ja> Resolution. Almost certainly still 48x48.
I'm afraid I agree with Jamie and Rich on this, *especially* if you're
going to be generating an RFC (which I think is a great idea): I don't
think we should mandate an icon size.
Definitely suggest one, and make it the default, and even go so far as
to tweak the compression for a certain size (or maybe use a tuned
algorithm for 48x48 or 64x64, and a generic algorithm for larger ones?)
But it seems a bit short-sighted on our part if we seriously restrict
Face display programs can offer the user a choice of how to do displays,

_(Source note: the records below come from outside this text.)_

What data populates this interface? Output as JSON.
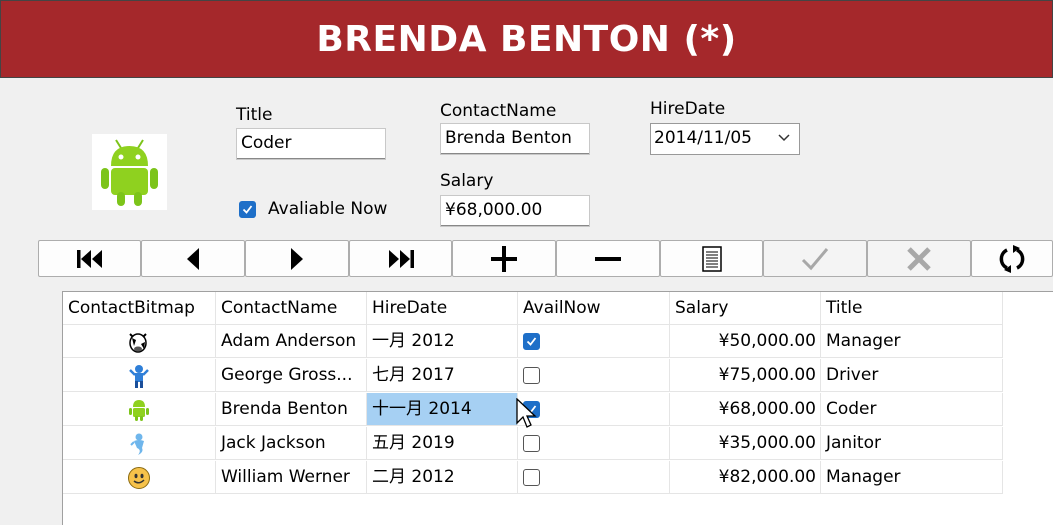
{
  "header": {
    "title": "BRENDA BENTON (*)"
  },
  "form": {
    "title_label": "Title",
    "title_value": "Coder",
    "contact_label": "ContactName",
    "contact_value": "Brenda Benton",
    "hire_label": "HireDate",
    "hire_value": "2014/11/05",
    "salary_label": "Salary",
    "salary_value": "¥68,000.00",
    "available_label": "Avaliable Now",
    "available_checked": true
  },
  "toolbar": {
    "buttons": [
      "first-record",
      "previous-record",
      "next-record",
      "last-record",
      "add-record",
      "delete-record",
      "edit-record",
      "save-record",
      "cancel-edit",
      "refresh"
    ]
  },
  "grid": {
    "columns": [
      "ContactBitmap",
      "ContactName",
      "HireDate",
      "AvailNow",
      "Salary",
      "Title"
    ],
    "rows": [
      {
        "icon": "cow-icon",
        "name": "Adam Anderson",
        "hire": "一月 2012",
        "avail": true,
        "salary": "¥50,000.00",
        "title": "Manager"
      },
      {
        "icon": "blue-figure-icon",
        "name": "George Gross...",
        "hire": "七月 2017",
        "avail": false,
        "salary": "¥75,000.00",
        "title": "Driver"
      },
      {
        "icon": "android-icon",
        "name": "Brenda Benton",
        "hire": "十一月 2014",
        "avail": true,
        "salary": "¥68,000.00",
        "title": "Coder"
      },
      {
        "icon": "genie-icon",
        "name": "Jack Jackson",
        "hire": "五月 2019",
        "avail": false,
        "salary": "¥35,000.00",
        "title": "Janitor"
      },
      {
        "icon": "smiley-icon",
        "name": "William Werner",
        "hire": "二月 2012",
        "avail": false,
        "salary": "¥82,000.00",
        "title": "Manager"
      }
    ]
  },
  "colors": {
    "header_bg": "#a5282b",
    "accent": "#1e6fc8",
    "selection": "#a6d0f3"
  }
}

which is where you want that choice anyway: the viewer can crop, shrink,
display full-size, or not display large faces at all. You could even
have a viewer that shrunk the icon, then if you clicked on it it would
pop up the full face. Or whatever.
The point is, the sender should send what he wants and the viewer should
view what she wants.
ja> I'm assuming existing standards (JPEG comes to mind) are
ja> unsuitable for this purpose. Please let me know if not and
ja> save me lots of work.
I third or fourth the vote to examine XPM; we used this for icons at my
last job to excellent effect. A very nice package.
ja> Backward compatibility is impossible without choosing a new
ja> header title, say `X-Image'. Should an old style, one bit
ja> image be available from an `X-Image' along with a colour
ja> version or should we just include both an `X-Image' and an
I think Jamie is correct: the best thing would be to find a way to make
old vs. new detection automatic.
Also, the new X-Face spec should imbed some kind of version info so the
compression algorithm, etc. can be updated and not break everything
(except you'd need a new viewer--but old viewers could handle this
relatively gracefully with a message or special icon or something).
Paul D. Smith | That's the thing about being a boxer:
<firstname.lastname@example.org> | even when you're at the top of your field,
Wellfleet Communications, Inc. | people still hit you in the head.
Network Management Development | -- Paula Poundstone